_Your goal_
Find every line in the records below that holds the word "JSON", and copy it out.

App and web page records
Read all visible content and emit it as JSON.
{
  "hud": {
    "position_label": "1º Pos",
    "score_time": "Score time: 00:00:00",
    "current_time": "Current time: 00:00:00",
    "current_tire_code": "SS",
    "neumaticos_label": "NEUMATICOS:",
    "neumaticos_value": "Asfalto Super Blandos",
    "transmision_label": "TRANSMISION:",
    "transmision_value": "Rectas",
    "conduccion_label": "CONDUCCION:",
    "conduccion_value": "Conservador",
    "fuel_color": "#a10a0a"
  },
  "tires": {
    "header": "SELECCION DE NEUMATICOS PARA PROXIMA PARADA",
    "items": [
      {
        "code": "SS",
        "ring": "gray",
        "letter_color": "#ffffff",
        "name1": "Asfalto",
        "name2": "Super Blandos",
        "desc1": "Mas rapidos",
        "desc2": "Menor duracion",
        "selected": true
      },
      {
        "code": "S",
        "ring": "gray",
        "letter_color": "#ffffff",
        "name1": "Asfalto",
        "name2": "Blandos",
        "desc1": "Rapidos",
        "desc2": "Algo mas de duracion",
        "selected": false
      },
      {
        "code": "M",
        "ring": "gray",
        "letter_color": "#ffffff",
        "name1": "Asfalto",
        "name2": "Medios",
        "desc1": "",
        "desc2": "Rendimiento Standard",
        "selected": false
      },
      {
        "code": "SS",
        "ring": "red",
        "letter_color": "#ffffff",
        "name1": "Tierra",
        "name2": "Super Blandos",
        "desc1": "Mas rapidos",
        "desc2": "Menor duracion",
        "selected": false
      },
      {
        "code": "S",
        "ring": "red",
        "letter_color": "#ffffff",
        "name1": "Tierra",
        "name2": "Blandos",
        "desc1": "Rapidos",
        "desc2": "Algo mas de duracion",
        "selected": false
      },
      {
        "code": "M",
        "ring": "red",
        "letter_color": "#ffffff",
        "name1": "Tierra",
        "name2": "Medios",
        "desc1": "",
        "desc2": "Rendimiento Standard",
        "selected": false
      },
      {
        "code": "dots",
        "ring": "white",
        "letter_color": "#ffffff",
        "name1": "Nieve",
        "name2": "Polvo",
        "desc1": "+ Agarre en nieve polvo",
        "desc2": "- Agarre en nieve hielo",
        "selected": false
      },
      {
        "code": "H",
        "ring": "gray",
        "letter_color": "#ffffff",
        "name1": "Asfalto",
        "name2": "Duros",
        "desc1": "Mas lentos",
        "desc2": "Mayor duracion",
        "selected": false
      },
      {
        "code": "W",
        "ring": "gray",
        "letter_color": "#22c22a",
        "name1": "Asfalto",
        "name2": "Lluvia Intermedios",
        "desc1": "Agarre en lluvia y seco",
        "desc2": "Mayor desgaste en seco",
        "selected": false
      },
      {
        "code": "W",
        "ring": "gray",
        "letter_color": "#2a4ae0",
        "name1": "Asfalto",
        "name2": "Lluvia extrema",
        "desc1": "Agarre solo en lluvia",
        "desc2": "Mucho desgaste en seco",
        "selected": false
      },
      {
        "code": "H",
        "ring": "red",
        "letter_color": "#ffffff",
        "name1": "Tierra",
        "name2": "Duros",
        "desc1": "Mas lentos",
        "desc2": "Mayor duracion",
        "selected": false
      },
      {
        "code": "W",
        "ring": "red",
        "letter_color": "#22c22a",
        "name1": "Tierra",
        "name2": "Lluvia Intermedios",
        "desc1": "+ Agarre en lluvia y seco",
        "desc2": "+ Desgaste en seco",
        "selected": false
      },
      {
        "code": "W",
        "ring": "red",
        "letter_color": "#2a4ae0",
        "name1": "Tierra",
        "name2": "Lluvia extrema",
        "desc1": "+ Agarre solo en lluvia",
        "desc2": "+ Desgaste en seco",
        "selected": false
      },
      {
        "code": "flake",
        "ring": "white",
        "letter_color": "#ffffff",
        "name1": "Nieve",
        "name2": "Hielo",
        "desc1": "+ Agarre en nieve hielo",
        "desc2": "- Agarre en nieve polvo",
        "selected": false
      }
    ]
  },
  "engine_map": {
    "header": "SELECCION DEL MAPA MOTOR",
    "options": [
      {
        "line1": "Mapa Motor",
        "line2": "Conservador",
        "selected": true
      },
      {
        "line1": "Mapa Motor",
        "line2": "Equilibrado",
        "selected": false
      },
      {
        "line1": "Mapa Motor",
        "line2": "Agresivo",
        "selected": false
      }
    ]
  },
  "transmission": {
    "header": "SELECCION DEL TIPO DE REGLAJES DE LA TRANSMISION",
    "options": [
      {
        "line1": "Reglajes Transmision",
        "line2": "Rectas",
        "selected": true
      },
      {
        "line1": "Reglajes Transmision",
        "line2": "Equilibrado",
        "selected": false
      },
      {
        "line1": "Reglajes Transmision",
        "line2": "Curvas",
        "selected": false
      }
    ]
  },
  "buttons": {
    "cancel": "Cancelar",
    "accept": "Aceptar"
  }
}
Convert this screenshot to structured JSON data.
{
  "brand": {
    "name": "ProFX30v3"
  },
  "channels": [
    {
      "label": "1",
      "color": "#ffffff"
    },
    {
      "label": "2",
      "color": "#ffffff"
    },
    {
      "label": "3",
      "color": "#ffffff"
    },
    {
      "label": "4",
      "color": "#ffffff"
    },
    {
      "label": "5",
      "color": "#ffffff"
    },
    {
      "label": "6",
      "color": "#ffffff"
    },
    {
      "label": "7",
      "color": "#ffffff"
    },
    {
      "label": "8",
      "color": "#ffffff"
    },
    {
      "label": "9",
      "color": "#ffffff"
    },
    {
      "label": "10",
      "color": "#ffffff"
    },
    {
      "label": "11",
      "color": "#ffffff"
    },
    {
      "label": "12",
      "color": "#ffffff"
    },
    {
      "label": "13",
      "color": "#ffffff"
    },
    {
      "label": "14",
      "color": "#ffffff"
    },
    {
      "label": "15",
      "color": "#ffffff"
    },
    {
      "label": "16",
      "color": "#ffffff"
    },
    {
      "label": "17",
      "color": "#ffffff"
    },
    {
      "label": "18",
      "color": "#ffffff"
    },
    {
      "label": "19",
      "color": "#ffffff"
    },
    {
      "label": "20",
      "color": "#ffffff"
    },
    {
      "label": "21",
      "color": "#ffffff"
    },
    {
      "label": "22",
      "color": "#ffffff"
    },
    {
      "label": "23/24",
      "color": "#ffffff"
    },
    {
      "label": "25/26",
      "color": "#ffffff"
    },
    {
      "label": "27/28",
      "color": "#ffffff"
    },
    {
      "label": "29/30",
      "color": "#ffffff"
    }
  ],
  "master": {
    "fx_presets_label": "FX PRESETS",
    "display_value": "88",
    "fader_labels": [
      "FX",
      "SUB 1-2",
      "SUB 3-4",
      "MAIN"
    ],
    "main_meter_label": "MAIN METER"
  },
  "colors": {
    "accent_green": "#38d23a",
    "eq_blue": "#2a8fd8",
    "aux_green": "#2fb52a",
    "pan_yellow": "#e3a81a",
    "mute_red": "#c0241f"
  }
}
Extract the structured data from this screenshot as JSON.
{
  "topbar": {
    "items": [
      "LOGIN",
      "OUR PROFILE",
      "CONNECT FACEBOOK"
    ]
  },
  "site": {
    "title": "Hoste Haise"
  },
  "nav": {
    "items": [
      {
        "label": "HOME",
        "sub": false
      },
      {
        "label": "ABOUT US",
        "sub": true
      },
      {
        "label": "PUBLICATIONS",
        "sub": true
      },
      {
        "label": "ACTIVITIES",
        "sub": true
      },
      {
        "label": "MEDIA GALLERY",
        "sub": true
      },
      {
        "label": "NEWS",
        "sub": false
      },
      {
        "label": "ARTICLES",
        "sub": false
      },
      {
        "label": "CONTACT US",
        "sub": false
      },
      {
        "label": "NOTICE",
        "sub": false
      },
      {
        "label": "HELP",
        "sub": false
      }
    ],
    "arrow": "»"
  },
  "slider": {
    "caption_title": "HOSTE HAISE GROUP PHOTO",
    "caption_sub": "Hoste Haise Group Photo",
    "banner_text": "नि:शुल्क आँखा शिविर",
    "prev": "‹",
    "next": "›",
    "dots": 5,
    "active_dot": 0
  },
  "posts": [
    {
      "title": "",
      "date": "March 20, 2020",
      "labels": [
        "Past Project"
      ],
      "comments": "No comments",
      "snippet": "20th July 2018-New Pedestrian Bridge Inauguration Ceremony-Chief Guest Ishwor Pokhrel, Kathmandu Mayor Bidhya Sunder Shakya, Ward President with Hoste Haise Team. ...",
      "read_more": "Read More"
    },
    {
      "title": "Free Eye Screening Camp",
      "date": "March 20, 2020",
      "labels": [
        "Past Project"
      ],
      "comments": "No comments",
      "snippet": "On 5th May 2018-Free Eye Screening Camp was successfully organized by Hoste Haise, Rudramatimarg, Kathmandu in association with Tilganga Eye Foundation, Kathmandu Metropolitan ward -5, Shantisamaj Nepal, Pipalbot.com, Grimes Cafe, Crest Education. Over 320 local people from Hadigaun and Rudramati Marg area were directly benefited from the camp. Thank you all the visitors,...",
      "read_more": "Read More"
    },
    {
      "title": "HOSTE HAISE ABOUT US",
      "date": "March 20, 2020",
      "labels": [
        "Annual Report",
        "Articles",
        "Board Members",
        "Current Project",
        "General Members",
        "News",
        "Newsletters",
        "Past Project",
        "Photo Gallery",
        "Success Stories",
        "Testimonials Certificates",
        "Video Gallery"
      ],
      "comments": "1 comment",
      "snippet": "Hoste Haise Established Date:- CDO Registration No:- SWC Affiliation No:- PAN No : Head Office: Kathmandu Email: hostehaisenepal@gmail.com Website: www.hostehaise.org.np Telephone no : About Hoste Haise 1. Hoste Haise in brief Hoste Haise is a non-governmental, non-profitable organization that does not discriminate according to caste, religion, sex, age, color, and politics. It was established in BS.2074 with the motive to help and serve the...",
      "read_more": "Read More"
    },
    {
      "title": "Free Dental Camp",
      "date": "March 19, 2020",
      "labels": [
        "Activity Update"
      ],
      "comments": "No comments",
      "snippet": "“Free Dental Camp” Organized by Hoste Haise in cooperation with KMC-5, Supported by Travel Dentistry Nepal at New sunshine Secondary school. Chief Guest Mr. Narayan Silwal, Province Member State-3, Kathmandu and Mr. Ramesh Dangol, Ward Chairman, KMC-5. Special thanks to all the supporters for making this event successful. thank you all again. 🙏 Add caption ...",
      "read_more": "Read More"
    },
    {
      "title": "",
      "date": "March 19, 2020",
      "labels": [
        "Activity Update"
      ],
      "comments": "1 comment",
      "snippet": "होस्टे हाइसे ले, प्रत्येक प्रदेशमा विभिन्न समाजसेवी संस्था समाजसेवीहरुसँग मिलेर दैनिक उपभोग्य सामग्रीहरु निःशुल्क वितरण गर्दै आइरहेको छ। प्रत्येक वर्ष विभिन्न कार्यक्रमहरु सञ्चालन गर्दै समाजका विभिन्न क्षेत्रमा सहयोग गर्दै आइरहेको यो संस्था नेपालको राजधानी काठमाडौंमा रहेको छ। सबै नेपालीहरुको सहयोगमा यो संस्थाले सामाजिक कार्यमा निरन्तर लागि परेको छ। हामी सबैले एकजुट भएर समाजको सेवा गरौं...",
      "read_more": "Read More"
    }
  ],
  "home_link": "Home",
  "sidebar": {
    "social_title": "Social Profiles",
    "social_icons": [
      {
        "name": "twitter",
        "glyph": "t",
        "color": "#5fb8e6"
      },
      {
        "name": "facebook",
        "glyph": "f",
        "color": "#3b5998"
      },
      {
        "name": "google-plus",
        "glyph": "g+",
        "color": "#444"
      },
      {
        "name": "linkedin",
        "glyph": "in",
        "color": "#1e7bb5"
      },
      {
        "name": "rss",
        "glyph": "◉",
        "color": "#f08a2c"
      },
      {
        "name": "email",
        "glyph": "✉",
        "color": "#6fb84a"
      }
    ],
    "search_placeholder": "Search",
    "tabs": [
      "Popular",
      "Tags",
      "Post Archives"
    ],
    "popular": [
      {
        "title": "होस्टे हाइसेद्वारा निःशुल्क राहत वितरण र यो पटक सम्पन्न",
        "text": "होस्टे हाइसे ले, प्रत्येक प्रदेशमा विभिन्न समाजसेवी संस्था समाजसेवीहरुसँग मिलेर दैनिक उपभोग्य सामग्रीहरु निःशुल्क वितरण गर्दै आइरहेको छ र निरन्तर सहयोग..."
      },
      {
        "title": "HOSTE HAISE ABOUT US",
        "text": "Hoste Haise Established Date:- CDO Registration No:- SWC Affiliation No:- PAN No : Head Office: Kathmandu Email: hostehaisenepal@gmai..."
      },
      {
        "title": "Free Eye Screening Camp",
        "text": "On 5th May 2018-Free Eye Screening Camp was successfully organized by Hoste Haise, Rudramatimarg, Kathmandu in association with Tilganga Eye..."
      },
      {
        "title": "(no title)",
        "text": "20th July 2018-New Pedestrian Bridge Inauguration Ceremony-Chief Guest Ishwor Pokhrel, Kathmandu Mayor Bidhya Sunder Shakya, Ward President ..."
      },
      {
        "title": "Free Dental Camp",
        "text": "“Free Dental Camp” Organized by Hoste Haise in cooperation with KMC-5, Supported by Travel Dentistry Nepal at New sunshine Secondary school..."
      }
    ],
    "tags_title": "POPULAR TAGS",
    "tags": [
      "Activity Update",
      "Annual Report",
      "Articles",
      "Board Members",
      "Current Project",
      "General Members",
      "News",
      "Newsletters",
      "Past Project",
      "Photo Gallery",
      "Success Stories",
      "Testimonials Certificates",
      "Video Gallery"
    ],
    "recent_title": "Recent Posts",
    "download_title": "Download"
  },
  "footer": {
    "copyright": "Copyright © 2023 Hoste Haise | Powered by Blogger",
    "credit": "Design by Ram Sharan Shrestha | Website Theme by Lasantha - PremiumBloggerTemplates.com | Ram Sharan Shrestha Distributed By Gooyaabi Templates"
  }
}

_Your solution_
Read all visible content and emit it as JSON.
Convert this screenshot to structured JSON data.
Extract the structured data from this screenshot as JSON.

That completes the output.